## Work order
Copy out the listing that follows, exactly, without its pictures.
Recorded information Start Marker
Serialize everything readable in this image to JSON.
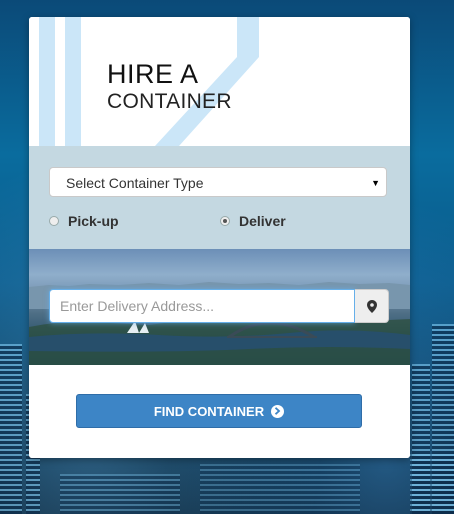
{
  "header": {
    "title_line1": "HIRE A",
    "title_line2": "CONTAINER"
  },
  "form": {
    "container_type": {
      "selected": "Select Container Type"
    },
    "service_options": [
      {
        "label": "Pick-up",
        "checked": false
      },
      {
        "label": "Deliver",
        "checked": true
      }
    ],
    "address": {
      "placeholder": "Enter Delivery Address...",
      "value": "",
      "button_icon": "map-marker-icon"
    },
    "submit": {
      "label": "FIND CONTAINER",
      "icon": "chevron-circle-right-icon"
    }
  },
  "colors": {
    "accent": "#3d85c6",
    "options_panel": "#c4d8e1",
    "hero_stripe": "#cbe6f8"
  }
}
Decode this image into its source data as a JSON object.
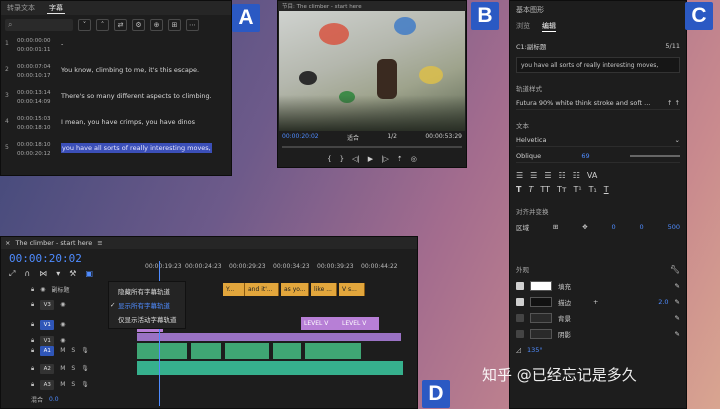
{
  "labels": {
    "a": "A",
    "b": "B",
    "c": "C",
    "d": "D"
  },
  "captions_panel": {
    "tabs": [
      "转录文本",
      "字幕"
    ],
    "search_placeholder": "",
    "rows": [
      {
        "num": "1",
        "in": "00:00:00:00",
        "out": "00:00:01:11",
        "text": "-"
      },
      {
        "num": "2",
        "in": "00:00:07:04",
        "out": "00:00:10:17",
        "text": "You know, climbing to me, it's this escape."
      },
      {
        "num": "3",
        "in": "00:00:13:14",
        "out": "00:00:14:09",
        "text": "There's so many different aspects to climbing."
      },
      {
        "num": "4",
        "in": "00:00:15:03",
        "out": "00:00:18:10",
        "text": "I mean, you have crimps, you have dinos"
      },
      {
        "num": "5",
        "in": "00:00:18:10",
        "out": "00:00:20:12",
        "text": "you have all sorts of really interesting moves,"
      }
    ]
  },
  "program_panel": {
    "title": "节目: The climber - start here",
    "timecode_current": "00:00:20:02",
    "timecode_total": "00:00:53:29",
    "fit": "适合",
    "fraction": "1/2"
  },
  "graphics_panel": {
    "title": "基本图形",
    "tabs": [
      "浏览",
      "编辑"
    ],
    "layer_name": "C1:副标题",
    "layer_count": "5/11",
    "caption_text": "you have all sorts of really interesting moves,",
    "track_style_label": "轨道样式",
    "track_style_value": "Futura 90% white think stroke and soft ...",
    "text_label": "文本",
    "font": "Helvetica",
    "font_style": "Oblique",
    "font_size": "69",
    "align_label": "对齐并变换",
    "region_label": "区域",
    "pos_x": "0",
    "pos_y": "0",
    "width": "500",
    "appearance_label": "外观",
    "appearance": [
      {
        "name": "填充",
        "on": true,
        "color": "#ffffff"
      },
      {
        "name": "描边",
        "on": true,
        "color": "#111111",
        "value": "2.0"
      },
      {
        "name": "背景",
        "on": false,
        "color": "#2a2a2a"
      },
      {
        "name": "阴影",
        "on": false,
        "color": "#2a2a2a"
      }
    ],
    "angle": "135°"
  },
  "timeline_panel": {
    "sequence_name": "The climber - start here",
    "timecode": "00:00:20:02",
    "ruler": [
      "00:00:19:23",
      "00:00:24:23",
      "00:00:29:23",
      "00:00:34:23",
      "00:00:39:23",
      "00:00:44:22"
    ],
    "tracks": [
      "V1",
      "V1",
      "A1",
      "A2",
      "A3"
    ],
    "v3_label": "V3",
    "sub_label": "副标题",
    "mix_label": "混合",
    "mix_value": "0.0",
    "caption_clips": [
      "Y...",
      "and it'...",
      "as yo...",
      "like ...",
      "V s..."
    ],
    "video_clips": [
      "LEVEL V",
      "LEVEL V"
    ],
    "menu": [
      {
        "label": "隐藏所有字幕轨道",
        "checked": false
      },
      {
        "label": "显示所有字幕轨道",
        "checked": true
      },
      {
        "label": "仅显示活动字幕轨道",
        "checked": false
      }
    ]
  },
  "watermark": "知乎 @已经忘记是多久",
  "colors": {
    "accent": "#4f8cff",
    "label_blue": "#2b59c3",
    "caption_clip": "#e2a63c",
    "video_clip": "#b77fd6",
    "audio_clip": "#3fa674"
  }
}
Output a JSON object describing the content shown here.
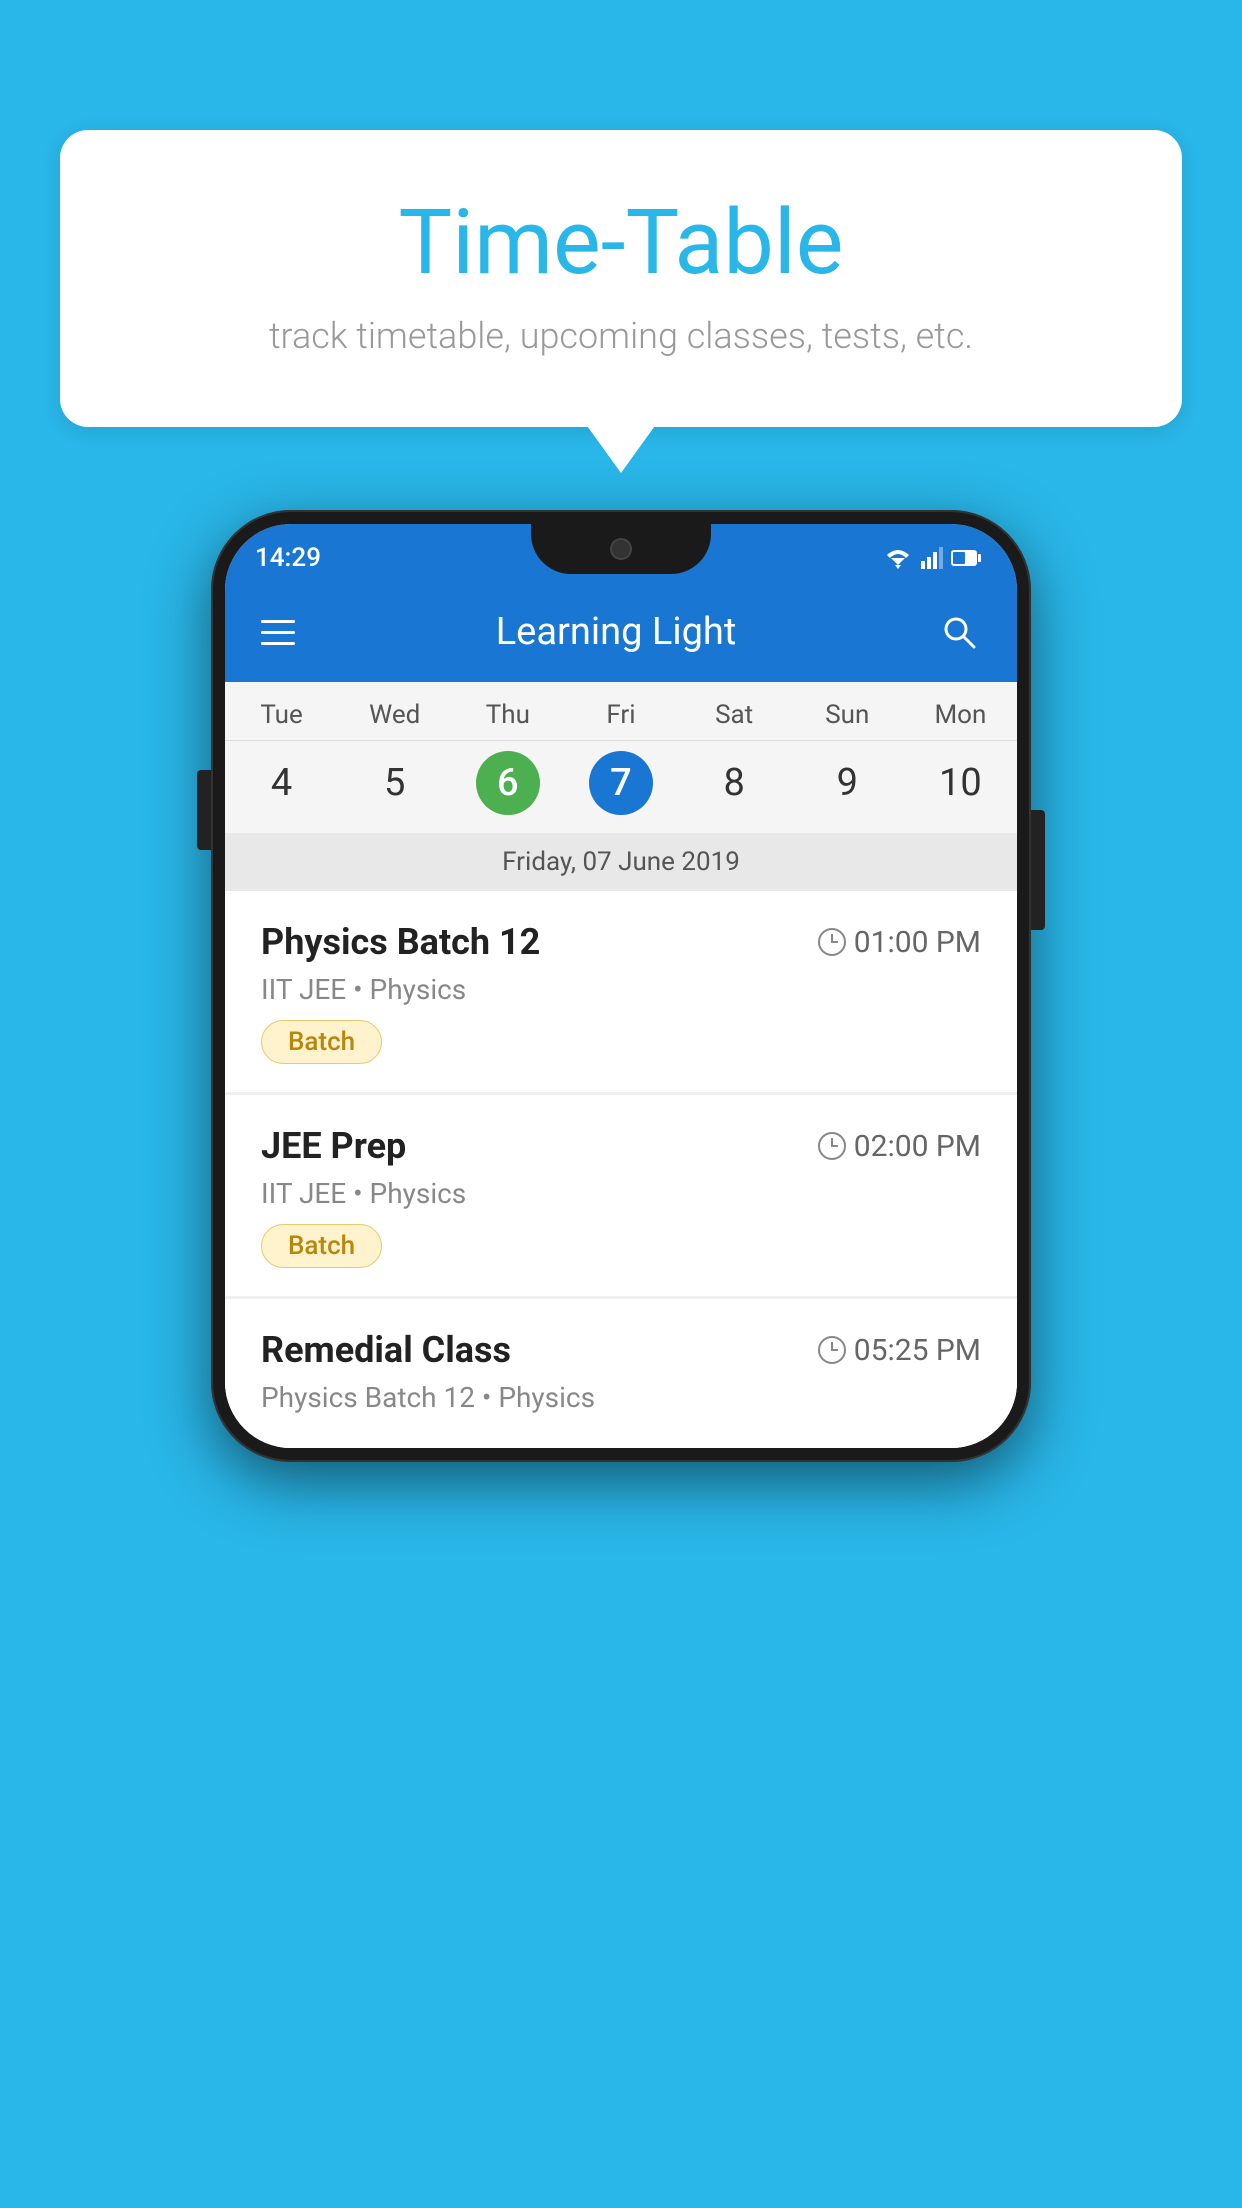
{
  "background_color": "#29b6e8",
  "speech_bubble": {
    "title": "Time-Table",
    "subtitle": "track timetable, upcoming classes, tests, etc."
  },
  "phone": {
    "status_bar": {
      "time": "14:29"
    },
    "app_bar": {
      "title": "Learning Light"
    },
    "calendar": {
      "days": [
        {
          "label": "Tue",
          "number": "4"
        },
        {
          "label": "Wed",
          "number": "5"
        },
        {
          "label": "Thu",
          "number": "6",
          "style": "green"
        },
        {
          "label": "Fri",
          "number": "7",
          "style": "blue"
        },
        {
          "label": "Sat",
          "number": "8"
        },
        {
          "label": "Sun",
          "number": "9"
        },
        {
          "label": "Mon",
          "number": "10"
        }
      ],
      "selected_date": "Friday, 07 June 2019"
    },
    "schedule_items": [
      {
        "title": "Physics Batch 12",
        "time": "01:00 PM",
        "subtitle": "IIT JEE • Physics",
        "tag": "Batch"
      },
      {
        "title": "JEE Prep",
        "time": "02:00 PM",
        "subtitle": "IIT JEE • Physics",
        "tag": "Batch"
      },
      {
        "title": "Remedial Class",
        "time": "05:25 PM",
        "subtitle": "Physics Batch 12 • Physics",
        "tag": null
      }
    ]
  }
}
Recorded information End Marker
## Solution to the exercise
Serialize everything readable in this image to JSON.
{
  "header": {
    "title_line1": "HIRE A",
    "title_line2": "CONTAINER"
  },
  "form": {
    "container_type": {
      "selected": "Select Container Type"
    },
    "service_options": [
      {
        "label": "Pick-up",
        "checked": false
      },
      {
        "label": "Deliver",
        "checked": true
      }
    ],
    "address": {
      "placeholder": "Enter Delivery Address...",
      "value": "",
      "button_icon": "map-marker-icon"
    },
    "submit": {
      "label": "FIND CONTAINER",
      "icon": "chevron-circle-right-icon"
    }
  },
  "colors": {
    "accent": "#3d85c6",
    "options_panel": "#c4d8e1",
    "hero_stripe": "#cbe6f8"
  }
}
Decode this image into its source data as a JSON object.
{
  "labels": {
    "a": "A",
    "b": "B",
    "c": "C",
    "d": "D"
  },
  "captions_panel": {
    "tabs": [
      "转录文本",
      "字幕"
    ],
    "search_placeholder": "",
    "rows": [
      {
        "num": "1",
        "in": "00:00:00:00",
        "out": "00:00:01:11",
        "text": "-"
      },
      {
        "num": "2",
        "in": "00:00:07:04",
        "out": "00:00:10:17",
        "text": "You know, climbing to me, it's this escape."
      },
      {
        "num": "3",
        "in": "00:00:13:14",
        "out": "00:00:14:09",
        "text": "There's so many different aspects to climbing."
      },
      {
        "num": "4",
        "in": "00:00:15:03",
        "out": "00:00:18:10",
        "text": "I mean, you have crimps, you have dinos"
      },
      {
        "num": "5",
        "in": "00:00:18:10",
        "out": "00:00:20:12",
        "text": "you have all sorts of really interesting moves,"
      }
    ]
  },
  "program_panel": {
    "title": "节目: The climber - start here",
    "timecode_current": "00:00:20:02",
    "timecode_total": "00:00:53:29",
    "fit": "适合",
    "fraction": "1/2"
  },
  "graphics_panel": {
    "title": "基本图形",
    "tabs": [
      "浏览",
      "编辑"
    ],
    "layer_name": "C1:副标题",
    "layer_count": "5/11",
    "caption_text": "you have all sorts of really interesting moves,",
    "track_style_label": "轨道样式",
    "track_style_value": "Futura 90% white think stroke and soft ...",
    "text_label": "文本",
    "font": "Helvetica",
    "font_style": "Oblique",
    "font_size": "69",
    "align_label": "对齐并变换",
    "region_label": "区域",
    "pos_x": "0",
    "pos_y": "0",
    "width": "500",
    "appearance_label": "外观",
    "appearance": [
      {
        "name": "填充",
        "on": true,
        "color": "#ffffff"
      },
      {
        "name": "描边",
        "on": true,
        "color": "#111111",
        "value": "2.0"
      },
      {
        "name": "背景",
        "on": false,
        "color": "#2a2a2a"
      },
      {
        "name": "阴影",
        "on": false,
        "color": "#2a2a2a"
      }
    ],
    "angle": "135°"
  },
  "timeline_panel": {
    "sequence_name": "The climber - start here",
    "timecode": "00:00:20:02",
    "ruler": [
      "00:00:19:23",
      "00:00:24:23",
      "00:00:29:23",
      "00:00:34:23",
      "00:00:39:23",
      "00:00:44:22"
    ],
    "tracks": [
      "V1",
      "V1",
      "A1",
      "A2",
      "A3"
    ],
    "v3_label": "V3",
    "sub_label": "副标题",
    "mix_label": "混合",
    "mix_value": "0.0",
    "caption_clips": [
      "Y...",
      "and it'...",
      "as yo...",
      "like ...",
      "V s..."
    ],
    "video_clips": [
      "LEVEL V",
      "LEVEL V"
    ],
    "menu": [
      {
        "label": "隐藏所有字幕轨道",
        "checked": false
      },
      {
        "label": "显示所有字幕轨道",
        "checked": true
      },
      {
        "label": "仅显示活动字幕轨道",
        "checked": false
      }
    ]
  },
  "watermark": "知乎 @已经忘记是多久",
  "colors": {
    "accent": "#4f8cff",
    "label_blue": "#2b59c3",
    "caption_clip": "#e2a63c",
    "video_clip": "#b77fd6",
    "audio_clip": "#3fa674"
  }
}
Output a JSON object describing the content shown here.
{
  "background_color": "#29b6e8",
  "speech_bubble": {
    "title": "Time-Table",
    "subtitle": "track timetable, upcoming classes, tests, etc."
  },
  "phone": {
    "status_bar": {
      "time": "14:29"
    },
    "app_bar": {
      "title": "Learning Light"
    },
    "calendar": {
      "days": [
        {
          "label": "Tue",
          "number": "4"
        },
        {
          "label": "Wed",
          "number": "5"
        },
        {
          "label": "Thu",
          "number": "6",
          "style": "green"
        },
        {
          "label": "Fri",
          "number": "7",
          "style": "blue"
        },
        {
          "label": "Sat",
          "number": "8"
        },
        {
          "label": "Sun",
          "number": "9"
        },
        {
          "label": "Mon",
          "number": "10"
        }
      ],
      "selected_date": "Friday, 07 June 2019"
    },
    "schedule_items": [
      {
        "title": "Physics Batch 12",
        "time": "01:00 PM",
        "subtitle": "IIT JEE • Physics",
        "tag": "Batch"
      },
      {
        "title": "JEE Prep",
        "time": "02:00 PM",
        "subtitle": "IIT JEE • Physics",
        "tag": "Batch"
      },
      {
        "title": "Remedial Class",
        "time": "05:25 PM",
        "subtitle": "Physics Batch 12 • Physics",
        "tag": null
      }
    ]
  }
}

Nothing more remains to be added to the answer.